Common steps and sub-activities

Trepanning

Trepanning, also known as trephination, trephining or making a burr hole is a surgical intervention in which a hole is drilled or scraped into the human skull.

The word derives from the verb trepan via Old French and therefrom via Medieval Latin from the Greek noun of relevant meaning trypanon, literally "(a) borer, (an) auger".

In Medieval times it was used by doctors to ‘treat health problems related to intracranial diseases’, like migraine, epileptic seizures and mental disorders!  Wherever there was thought to be pressure, they bored a hole to let the pressure out.  The instrument used for cutting out the round piece of skull bone is called a trephine.

So much for doctors. 

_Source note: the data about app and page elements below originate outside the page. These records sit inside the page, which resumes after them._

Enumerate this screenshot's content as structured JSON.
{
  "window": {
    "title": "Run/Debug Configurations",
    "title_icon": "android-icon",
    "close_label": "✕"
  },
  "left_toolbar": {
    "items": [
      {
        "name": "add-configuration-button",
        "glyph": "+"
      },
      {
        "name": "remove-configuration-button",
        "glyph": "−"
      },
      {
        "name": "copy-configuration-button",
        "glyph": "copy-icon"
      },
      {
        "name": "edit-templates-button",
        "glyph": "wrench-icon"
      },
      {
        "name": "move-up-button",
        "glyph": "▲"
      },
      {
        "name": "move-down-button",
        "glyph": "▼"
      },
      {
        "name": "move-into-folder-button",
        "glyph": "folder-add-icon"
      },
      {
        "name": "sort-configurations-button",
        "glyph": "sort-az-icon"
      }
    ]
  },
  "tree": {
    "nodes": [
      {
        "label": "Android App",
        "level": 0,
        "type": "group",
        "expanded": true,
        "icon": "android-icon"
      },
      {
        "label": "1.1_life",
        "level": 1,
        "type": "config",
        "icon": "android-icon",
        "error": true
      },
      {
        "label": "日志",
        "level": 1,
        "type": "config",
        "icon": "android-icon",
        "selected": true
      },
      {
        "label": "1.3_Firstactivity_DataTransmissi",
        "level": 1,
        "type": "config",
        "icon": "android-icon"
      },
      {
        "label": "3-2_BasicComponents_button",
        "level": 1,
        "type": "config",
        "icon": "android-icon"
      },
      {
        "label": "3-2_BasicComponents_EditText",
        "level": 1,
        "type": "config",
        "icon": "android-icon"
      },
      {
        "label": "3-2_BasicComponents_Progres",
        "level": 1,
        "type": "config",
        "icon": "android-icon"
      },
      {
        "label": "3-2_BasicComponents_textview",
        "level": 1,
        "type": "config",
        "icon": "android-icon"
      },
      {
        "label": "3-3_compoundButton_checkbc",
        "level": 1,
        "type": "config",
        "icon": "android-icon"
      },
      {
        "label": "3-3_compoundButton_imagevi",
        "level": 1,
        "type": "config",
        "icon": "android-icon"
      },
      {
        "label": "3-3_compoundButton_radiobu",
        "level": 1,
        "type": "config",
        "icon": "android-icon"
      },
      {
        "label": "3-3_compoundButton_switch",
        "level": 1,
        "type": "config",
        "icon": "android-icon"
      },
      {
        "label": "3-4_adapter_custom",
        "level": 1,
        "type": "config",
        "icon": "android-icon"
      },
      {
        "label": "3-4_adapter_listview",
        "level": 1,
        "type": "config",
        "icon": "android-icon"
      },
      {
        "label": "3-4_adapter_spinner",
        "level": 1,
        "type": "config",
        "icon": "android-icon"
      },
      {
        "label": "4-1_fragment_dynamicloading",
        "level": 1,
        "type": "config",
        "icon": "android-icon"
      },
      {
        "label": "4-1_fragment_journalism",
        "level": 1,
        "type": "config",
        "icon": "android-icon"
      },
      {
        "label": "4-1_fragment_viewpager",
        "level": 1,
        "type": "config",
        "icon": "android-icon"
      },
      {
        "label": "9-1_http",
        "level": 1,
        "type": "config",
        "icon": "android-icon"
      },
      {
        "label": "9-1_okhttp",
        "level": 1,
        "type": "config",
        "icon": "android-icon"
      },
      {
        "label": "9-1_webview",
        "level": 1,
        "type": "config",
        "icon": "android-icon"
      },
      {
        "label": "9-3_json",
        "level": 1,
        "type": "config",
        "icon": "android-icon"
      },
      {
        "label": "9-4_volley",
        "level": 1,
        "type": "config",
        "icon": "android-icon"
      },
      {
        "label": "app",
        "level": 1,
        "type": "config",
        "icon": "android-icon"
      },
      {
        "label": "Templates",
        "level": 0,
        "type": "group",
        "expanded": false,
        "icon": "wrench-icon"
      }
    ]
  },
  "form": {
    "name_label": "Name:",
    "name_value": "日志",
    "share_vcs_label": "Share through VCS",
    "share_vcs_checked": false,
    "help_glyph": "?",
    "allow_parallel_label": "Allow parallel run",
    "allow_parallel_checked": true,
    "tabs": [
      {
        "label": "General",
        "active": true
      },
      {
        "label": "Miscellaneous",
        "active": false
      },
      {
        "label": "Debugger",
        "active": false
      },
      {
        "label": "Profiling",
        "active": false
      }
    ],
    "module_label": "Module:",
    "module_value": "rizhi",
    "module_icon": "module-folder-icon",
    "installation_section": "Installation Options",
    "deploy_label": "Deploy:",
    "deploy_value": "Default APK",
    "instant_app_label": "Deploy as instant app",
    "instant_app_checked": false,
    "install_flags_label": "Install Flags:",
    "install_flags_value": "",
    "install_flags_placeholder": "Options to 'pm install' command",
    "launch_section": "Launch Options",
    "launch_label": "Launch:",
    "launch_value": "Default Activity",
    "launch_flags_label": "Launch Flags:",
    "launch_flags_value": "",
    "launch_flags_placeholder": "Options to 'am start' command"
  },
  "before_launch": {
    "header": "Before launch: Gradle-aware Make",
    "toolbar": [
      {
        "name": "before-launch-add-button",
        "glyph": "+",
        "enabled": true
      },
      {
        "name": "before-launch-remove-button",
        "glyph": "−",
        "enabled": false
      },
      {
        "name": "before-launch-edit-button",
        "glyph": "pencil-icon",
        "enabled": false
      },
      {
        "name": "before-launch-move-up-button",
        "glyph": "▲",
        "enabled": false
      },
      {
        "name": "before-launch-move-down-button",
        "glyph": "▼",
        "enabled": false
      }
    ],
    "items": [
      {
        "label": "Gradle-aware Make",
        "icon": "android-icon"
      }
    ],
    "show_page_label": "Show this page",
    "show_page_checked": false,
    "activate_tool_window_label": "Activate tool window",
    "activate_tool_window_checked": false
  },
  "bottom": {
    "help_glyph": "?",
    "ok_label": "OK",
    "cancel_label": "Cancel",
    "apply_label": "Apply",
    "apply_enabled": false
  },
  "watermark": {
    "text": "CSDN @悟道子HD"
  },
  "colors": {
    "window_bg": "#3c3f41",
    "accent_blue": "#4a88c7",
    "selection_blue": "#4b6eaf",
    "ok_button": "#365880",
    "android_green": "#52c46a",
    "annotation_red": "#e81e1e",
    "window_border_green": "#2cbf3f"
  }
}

Now we need to look back in time.  Evidence of trepanation has been found in prehistoric human remains from Neolithic times onward. Cave paintings indicate that people used trepanation then and in those days the bone that was trepanned was kept by the prehistoric people and 'may have been worn as a charm'. 

The reason for doing it was totally different from that employed by our esteemed medical profession – it derived from the belief that it would help in spiritual experience – by enabling the energy to flow in and out of the crown chakra more easily.

Do not try this at home. [Sorry - a joke]